Almost 28 percent of votes cast were against the remuneration report at the company’s annual general meeting in Perth on Thursday.
A strike is recorded if 25 percent or more of the votes are cast against the remuneration report.
Woodside chairman Michael Chaney said prior to the vote at his AGM speech that he was “very disappointed” to report that a little over 25 percent of the votes cast will be against the resolution and “Woodside will thus record what is called a first strike”.
“Within Australia, a great majority of shareholders have supported the remuneration report – with about 75 percent of the negative votes coming from shareholders offshore, where other oil and gas companies have had the same experience,” Chaney said.
According to Chaney, “it is a real challenge trying to come up with a remuneration structure that satisfies all shareholders. Some shareholders are passionately in favour of some elements of the system and others passionately against the same elements.”
Woodside’s first-quarter sales revenue dropped 30 percent to US$982 million due to plummeting oil and gas prices, the company reported on Wednesday.

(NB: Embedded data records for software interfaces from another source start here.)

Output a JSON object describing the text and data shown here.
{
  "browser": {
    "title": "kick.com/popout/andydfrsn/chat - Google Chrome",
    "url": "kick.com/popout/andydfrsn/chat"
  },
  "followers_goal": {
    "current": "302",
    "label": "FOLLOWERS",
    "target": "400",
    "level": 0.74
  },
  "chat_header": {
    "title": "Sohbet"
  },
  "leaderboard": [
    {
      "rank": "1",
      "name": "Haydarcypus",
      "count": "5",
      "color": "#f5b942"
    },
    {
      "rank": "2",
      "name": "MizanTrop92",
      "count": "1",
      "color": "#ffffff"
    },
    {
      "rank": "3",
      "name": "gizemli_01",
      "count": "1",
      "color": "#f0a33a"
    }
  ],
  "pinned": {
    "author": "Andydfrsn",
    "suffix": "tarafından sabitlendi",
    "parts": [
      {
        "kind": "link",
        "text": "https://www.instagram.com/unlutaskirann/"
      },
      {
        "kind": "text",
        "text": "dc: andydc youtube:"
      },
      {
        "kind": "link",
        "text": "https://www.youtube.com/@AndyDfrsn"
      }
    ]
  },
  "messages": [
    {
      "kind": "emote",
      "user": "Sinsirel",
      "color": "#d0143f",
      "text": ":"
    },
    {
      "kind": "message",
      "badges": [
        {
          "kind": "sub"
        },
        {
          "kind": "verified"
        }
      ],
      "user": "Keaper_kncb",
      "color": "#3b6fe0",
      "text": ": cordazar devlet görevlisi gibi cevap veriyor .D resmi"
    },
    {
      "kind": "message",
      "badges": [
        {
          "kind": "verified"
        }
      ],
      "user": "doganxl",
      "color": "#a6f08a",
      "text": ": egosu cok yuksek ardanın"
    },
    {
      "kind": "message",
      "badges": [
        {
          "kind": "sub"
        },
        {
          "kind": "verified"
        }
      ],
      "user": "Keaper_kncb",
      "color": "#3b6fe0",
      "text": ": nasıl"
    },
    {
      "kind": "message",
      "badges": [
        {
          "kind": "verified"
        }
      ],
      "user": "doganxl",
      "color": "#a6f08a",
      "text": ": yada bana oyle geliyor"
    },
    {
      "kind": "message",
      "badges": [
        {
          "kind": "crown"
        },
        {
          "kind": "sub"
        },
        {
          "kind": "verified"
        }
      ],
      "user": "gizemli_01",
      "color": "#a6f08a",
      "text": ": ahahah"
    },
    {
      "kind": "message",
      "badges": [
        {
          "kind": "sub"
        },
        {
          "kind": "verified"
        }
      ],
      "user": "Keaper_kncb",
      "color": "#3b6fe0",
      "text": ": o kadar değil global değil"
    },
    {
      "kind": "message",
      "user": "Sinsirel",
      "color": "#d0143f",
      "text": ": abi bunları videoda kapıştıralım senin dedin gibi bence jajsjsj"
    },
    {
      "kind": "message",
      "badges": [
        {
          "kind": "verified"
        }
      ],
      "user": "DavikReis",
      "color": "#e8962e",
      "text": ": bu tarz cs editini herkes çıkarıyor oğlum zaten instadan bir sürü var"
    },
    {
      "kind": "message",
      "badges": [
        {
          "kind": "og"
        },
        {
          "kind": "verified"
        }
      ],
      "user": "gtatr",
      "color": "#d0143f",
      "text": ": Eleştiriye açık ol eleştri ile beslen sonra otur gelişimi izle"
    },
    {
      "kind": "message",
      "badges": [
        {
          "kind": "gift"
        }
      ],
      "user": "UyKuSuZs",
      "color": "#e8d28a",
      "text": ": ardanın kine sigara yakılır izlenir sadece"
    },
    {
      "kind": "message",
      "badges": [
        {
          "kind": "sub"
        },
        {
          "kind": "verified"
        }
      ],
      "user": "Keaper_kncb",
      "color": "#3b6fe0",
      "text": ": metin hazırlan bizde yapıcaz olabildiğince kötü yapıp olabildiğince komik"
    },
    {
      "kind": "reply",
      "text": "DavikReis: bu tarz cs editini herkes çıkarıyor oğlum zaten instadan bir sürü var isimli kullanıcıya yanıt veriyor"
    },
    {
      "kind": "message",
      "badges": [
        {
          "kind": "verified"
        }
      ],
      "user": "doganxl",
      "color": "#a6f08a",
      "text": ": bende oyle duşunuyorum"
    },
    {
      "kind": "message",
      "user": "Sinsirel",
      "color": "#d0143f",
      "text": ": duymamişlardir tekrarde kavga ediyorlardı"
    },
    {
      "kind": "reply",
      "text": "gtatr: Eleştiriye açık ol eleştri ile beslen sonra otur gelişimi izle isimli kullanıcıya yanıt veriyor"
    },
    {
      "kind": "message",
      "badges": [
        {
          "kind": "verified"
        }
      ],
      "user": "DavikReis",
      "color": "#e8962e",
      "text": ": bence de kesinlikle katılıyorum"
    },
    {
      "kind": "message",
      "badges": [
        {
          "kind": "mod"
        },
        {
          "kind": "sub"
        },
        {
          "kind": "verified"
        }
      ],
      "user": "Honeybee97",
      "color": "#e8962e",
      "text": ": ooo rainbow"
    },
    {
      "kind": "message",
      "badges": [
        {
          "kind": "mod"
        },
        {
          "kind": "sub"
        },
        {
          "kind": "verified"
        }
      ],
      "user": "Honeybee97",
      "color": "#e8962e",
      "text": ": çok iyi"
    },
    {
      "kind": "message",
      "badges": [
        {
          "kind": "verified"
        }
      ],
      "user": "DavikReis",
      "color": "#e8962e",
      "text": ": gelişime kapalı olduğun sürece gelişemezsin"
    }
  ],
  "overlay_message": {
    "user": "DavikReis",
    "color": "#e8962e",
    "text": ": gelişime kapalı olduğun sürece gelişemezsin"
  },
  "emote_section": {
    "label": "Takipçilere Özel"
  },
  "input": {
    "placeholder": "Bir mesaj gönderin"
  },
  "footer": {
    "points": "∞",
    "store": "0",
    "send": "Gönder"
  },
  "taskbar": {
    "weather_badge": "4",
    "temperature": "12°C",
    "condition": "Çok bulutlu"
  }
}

Australian company also recently decided not to move ahead with the multi-billion Browse FLNG project due to the current economic and market environment.
“I can assure shareholders that the Human Resources and Compensation Committee and the Board take the outcome of the vote very seriously and accept it as an indication of concern about our remuneration. We shall now set about discussing the structure with shareholders further and endeavour to understand and, if possible, accommodate their concerns,” Chaney said.
If strikes are recorded two years running, shareholders can vote to spill Woodside’ board at the company’s AGM in 2017.
LNG World News Staff